Description of the task
If a line below holds the word "Francisco", count it; then say how many such lines there are and nothing else.

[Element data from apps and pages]
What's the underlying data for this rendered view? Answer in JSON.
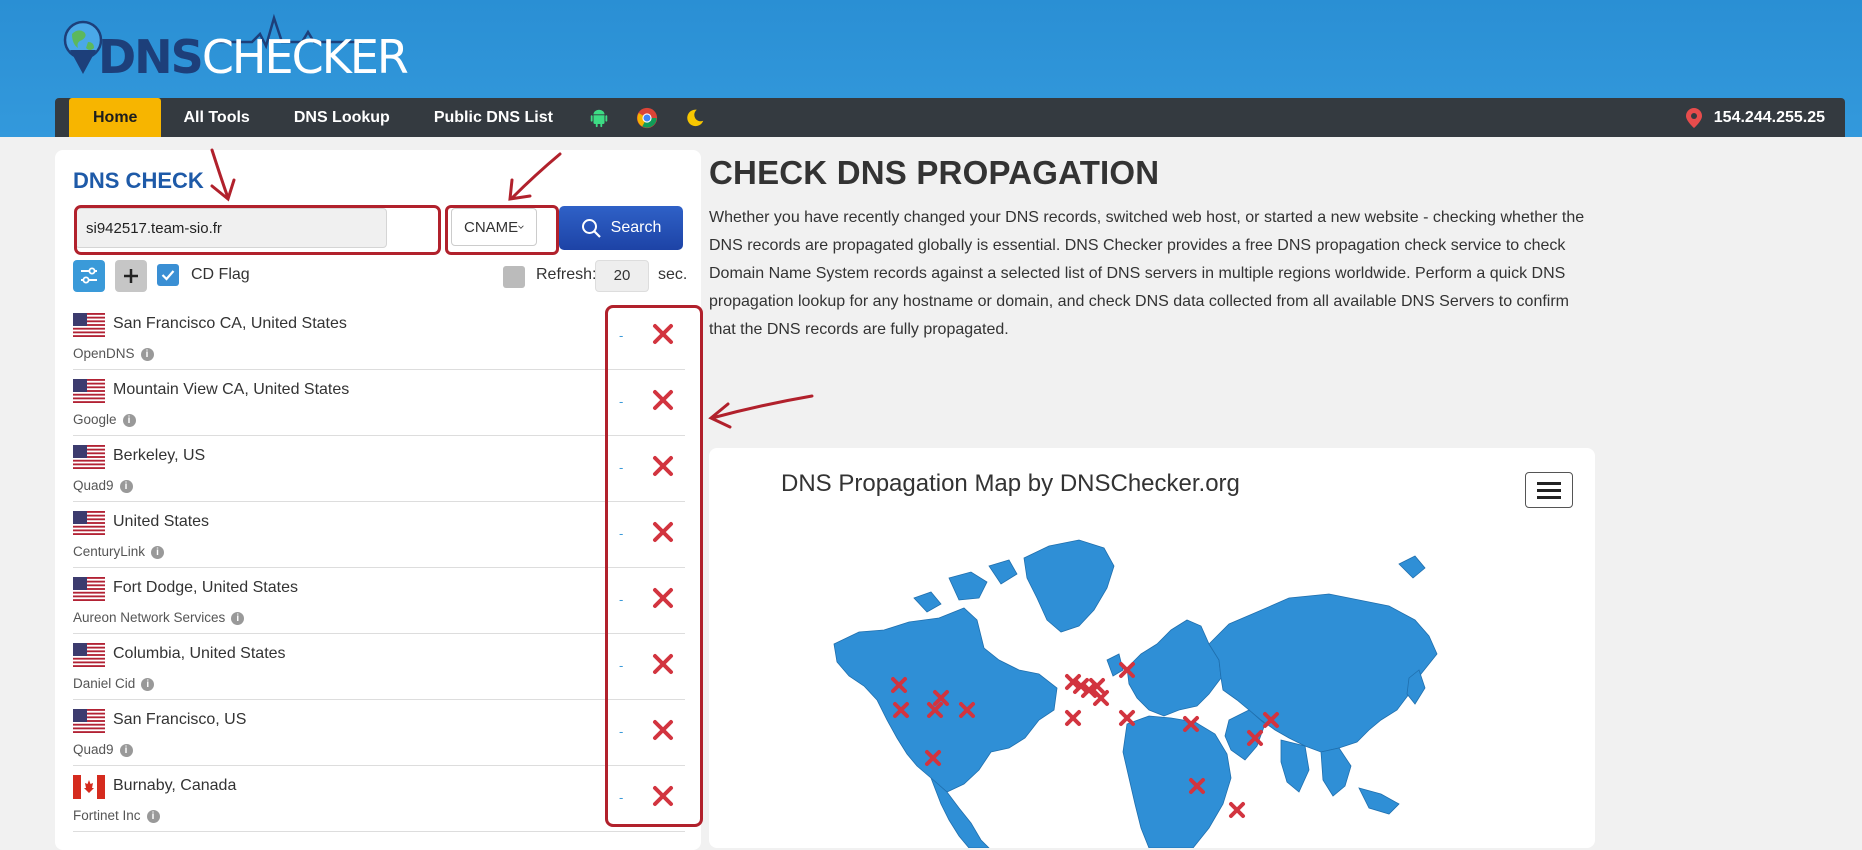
{
  "header": {
    "logo_dns": "DNS",
    "logo_checker": "CHECKER"
  },
  "nav": {
    "items": [
      "Home",
      "All Tools",
      "DNS Lookup",
      "Public DNS List"
    ],
    "icons": [
      "android-icon",
      "chrome-icon",
      "moon-icon"
    ],
    "ip": "154.244.255.25"
  },
  "dns_check": {
    "title": "DNS CHECK",
    "domain_value": "si942517.team-sio.fr",
    "record_type": "CNAME",
    "search_label": "Search",
    "cd_flag_label": "CD Flag",
    "refresh_label": "Refresh:",
    "refresh_value": "20",
    "refresh_unit": "sec."
  },
  "servers": [
    {
      "location": "San Francisco CA, United States",
      "provider": "OpenDNS",
      "flag": "us",
      "result": "-"
    },
    {
      "location": "Mountain View CA, United States",
      "provider": "Google",
      "flag": "us",
      "result": "-"
    },
    {
      "location": "Berkeley, US",
      "provider": "Quad9",
      "flag": "us",
      "result": "-"
    },
    {
      "location": "United States",
      "provider": "CenturyLink",
      "flag": "us",
      "result": "-"
    },
    {
      "location": "Fort Dodge, United States",
      "provider": "Aureon Network Services",
      "flag": "us",
      "result": "-"
    },
    {
      "location": "Columbia, United States",
      "provider": "Daniel Cid",
      "flag": "us",
      "result": "-"
    },
    {
      "location": "San Francisco, US",
      "provider": "Quad9",
      "flag": "us",
      "result": "-"
    },
    {
      "location": "Burnaby, Canada",
      "provider": "Fortinet Inc",
      "flag": "ca",
      "result": "-"
    }
  ],
  "content": {
    "title": "CHECK DNS PROPAGATION",
    "description": "Whether you have recently changed your DNS records, switched web host, or started a new website - checking whether the DNS records are propagated globally is essential. DNS Checker provides a free DNS propagation check service to check Domain Name System records against a selected list of DNS servers in multiple regions worldwide. Perform a quick DNS propagation lookup for any hostname or domain, and check DNS data collected from all available DNS Servers to confirm that the DNS records are fully propagated."
  },
  "map": {
    "title": "DNS Propagation Map by DNSChecker.org"
  },
  "colors": {
    "header_blue": "#3399dc",
    "nav_dark": "#343a40",
    "accent_yellow": "#f7b500",
    "title_blue": "#1e5aa8",
    "fail_red": "#d2343f",
    "annotation_red": "#b1212c"
  }
}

Expected output
2